## WHAT TO DO
Your reply must be the number of lines in the entries that hold the word "title", and nothing else.

Data about app and page elements:
- Opening Delimiter -
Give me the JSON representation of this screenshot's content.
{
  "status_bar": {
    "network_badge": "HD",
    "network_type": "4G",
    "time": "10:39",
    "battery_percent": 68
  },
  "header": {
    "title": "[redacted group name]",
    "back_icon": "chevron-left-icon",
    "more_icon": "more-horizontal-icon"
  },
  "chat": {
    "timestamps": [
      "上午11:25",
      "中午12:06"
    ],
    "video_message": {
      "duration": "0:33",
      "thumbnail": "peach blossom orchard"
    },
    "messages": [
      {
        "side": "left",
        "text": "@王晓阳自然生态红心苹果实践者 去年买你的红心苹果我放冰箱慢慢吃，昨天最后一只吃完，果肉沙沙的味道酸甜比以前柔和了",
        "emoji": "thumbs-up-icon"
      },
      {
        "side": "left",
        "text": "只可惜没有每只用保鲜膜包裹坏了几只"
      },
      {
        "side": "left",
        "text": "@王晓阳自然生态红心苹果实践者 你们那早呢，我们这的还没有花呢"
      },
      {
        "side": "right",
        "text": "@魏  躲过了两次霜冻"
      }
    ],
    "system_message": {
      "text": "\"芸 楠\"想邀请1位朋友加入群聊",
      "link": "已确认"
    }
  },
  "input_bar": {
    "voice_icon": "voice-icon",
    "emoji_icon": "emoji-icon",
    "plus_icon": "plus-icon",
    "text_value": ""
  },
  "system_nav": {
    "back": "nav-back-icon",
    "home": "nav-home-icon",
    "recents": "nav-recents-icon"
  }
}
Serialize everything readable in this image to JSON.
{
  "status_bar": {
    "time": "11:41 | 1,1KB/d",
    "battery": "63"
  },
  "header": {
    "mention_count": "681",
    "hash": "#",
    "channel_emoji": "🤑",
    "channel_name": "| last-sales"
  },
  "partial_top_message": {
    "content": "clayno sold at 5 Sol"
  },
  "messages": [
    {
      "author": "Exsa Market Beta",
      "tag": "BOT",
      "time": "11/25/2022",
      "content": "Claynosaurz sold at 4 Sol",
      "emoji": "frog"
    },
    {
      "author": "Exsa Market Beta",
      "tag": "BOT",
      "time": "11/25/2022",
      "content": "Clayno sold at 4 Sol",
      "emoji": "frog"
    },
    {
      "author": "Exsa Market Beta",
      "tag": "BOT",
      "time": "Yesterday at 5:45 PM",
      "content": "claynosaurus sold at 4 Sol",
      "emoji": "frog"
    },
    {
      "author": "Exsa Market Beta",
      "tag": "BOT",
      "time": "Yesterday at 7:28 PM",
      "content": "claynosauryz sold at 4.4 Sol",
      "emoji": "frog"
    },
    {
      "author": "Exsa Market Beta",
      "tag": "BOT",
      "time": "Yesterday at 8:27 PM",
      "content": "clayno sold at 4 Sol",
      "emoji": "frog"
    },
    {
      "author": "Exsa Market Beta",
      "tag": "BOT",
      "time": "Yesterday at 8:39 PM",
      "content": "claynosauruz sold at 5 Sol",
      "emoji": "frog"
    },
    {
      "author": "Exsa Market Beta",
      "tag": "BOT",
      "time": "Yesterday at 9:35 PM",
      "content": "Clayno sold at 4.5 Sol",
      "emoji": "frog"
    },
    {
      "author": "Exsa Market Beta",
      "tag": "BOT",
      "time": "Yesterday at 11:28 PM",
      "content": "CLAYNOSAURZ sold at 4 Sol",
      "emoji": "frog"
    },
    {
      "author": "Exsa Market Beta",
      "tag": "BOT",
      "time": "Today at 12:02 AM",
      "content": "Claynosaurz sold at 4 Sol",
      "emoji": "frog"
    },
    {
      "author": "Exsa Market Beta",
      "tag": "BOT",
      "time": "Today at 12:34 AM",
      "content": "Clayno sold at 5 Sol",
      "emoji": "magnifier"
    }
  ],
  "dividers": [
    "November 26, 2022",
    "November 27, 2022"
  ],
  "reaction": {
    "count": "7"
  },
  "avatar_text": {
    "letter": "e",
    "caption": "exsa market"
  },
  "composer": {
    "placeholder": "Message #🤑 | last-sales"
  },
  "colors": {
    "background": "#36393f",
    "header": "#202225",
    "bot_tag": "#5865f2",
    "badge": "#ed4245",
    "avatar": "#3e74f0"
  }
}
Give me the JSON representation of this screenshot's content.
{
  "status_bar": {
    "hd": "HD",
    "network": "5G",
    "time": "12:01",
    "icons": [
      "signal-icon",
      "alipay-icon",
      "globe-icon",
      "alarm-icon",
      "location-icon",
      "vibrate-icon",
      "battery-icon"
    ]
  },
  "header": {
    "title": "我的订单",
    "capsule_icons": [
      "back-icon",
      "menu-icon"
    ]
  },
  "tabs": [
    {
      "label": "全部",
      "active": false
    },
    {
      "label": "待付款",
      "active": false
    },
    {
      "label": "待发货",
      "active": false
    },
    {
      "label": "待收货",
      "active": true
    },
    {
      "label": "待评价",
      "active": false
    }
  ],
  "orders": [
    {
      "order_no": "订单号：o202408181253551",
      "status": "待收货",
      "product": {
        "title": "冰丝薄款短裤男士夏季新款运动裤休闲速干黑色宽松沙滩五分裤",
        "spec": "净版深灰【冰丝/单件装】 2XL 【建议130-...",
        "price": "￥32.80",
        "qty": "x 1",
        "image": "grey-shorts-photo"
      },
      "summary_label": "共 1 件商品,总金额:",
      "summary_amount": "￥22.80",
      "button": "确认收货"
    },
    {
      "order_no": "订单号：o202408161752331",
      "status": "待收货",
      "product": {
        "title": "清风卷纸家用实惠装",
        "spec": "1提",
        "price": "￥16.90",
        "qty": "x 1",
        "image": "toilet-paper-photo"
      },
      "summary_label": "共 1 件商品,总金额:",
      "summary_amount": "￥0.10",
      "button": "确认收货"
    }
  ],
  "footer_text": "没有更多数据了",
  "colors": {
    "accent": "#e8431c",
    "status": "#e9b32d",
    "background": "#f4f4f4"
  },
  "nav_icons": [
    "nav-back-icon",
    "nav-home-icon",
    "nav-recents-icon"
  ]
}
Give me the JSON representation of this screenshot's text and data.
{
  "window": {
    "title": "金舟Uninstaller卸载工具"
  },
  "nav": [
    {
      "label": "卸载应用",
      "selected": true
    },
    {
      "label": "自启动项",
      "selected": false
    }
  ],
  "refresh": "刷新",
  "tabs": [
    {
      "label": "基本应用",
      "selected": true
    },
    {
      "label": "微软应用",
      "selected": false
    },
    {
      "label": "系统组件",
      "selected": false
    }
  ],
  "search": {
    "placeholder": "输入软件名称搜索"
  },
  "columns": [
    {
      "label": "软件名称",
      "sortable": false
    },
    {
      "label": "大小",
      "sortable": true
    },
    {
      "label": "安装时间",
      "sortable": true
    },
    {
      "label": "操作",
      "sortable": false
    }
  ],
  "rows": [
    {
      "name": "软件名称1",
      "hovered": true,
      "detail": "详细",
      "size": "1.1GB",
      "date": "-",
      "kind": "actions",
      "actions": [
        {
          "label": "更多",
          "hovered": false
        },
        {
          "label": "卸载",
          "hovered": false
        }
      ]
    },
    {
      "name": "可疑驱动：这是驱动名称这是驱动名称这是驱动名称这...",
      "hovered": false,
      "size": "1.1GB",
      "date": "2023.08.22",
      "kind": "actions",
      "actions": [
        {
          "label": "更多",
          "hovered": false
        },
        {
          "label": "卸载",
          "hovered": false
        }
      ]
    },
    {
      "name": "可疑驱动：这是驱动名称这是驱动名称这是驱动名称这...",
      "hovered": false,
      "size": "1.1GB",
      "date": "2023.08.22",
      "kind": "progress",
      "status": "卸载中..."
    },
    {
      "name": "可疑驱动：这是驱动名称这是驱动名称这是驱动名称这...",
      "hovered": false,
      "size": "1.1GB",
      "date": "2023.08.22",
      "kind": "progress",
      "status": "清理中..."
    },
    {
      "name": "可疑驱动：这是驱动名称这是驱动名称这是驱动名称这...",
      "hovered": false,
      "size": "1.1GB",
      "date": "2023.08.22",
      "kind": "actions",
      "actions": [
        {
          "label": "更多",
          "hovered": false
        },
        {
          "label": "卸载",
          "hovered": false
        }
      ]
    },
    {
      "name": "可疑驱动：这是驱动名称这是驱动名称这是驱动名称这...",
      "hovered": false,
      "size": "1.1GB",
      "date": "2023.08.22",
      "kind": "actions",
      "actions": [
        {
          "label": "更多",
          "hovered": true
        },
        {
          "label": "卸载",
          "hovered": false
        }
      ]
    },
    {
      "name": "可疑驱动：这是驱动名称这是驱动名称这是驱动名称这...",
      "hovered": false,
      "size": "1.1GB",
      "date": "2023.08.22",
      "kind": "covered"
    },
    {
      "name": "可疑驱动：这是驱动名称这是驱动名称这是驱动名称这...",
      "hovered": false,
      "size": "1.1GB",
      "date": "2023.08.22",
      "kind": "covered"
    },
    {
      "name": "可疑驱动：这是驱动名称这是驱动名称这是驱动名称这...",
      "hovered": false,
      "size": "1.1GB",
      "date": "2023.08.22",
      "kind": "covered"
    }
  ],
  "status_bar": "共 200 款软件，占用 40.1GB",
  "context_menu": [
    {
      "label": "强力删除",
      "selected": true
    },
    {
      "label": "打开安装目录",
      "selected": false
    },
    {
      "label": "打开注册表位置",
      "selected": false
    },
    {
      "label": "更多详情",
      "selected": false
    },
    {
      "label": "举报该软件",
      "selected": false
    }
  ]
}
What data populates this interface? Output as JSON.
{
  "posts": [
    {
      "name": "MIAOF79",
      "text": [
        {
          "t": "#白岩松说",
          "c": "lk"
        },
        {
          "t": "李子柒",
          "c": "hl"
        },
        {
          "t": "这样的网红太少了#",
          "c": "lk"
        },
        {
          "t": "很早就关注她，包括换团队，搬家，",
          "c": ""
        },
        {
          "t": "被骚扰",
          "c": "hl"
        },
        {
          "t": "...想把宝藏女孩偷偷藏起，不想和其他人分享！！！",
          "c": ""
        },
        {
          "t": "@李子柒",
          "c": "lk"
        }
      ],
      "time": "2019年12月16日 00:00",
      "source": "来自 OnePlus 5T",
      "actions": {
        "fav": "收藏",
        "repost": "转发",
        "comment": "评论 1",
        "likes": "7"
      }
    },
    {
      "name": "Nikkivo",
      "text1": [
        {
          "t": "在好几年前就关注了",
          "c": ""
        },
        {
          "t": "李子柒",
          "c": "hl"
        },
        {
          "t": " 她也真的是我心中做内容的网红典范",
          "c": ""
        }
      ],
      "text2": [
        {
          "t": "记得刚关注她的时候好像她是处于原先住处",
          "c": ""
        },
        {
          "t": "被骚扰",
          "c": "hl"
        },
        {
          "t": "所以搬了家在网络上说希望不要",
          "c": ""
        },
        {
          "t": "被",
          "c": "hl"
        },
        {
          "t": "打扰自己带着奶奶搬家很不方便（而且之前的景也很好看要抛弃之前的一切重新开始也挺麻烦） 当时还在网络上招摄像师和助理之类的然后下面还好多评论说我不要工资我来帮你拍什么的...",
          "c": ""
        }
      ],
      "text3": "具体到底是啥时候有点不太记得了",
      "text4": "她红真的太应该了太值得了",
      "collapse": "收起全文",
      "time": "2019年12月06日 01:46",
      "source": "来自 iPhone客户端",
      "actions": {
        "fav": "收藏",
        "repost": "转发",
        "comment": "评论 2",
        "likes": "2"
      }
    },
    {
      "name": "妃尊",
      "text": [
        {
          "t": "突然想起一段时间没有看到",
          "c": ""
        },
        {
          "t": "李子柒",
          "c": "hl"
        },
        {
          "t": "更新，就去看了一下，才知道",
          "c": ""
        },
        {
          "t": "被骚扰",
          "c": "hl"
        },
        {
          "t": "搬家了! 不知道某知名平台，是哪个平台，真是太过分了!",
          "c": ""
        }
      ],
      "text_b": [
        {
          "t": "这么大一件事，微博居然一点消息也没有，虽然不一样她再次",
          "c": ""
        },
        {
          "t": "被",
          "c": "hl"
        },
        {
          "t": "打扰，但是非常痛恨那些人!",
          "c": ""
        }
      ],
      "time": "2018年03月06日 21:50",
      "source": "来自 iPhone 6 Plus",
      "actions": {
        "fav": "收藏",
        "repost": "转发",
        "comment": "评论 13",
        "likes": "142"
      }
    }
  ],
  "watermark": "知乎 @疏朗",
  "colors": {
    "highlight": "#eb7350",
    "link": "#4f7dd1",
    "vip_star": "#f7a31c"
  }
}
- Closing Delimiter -
## ANSWER TO THE PROBLEM
5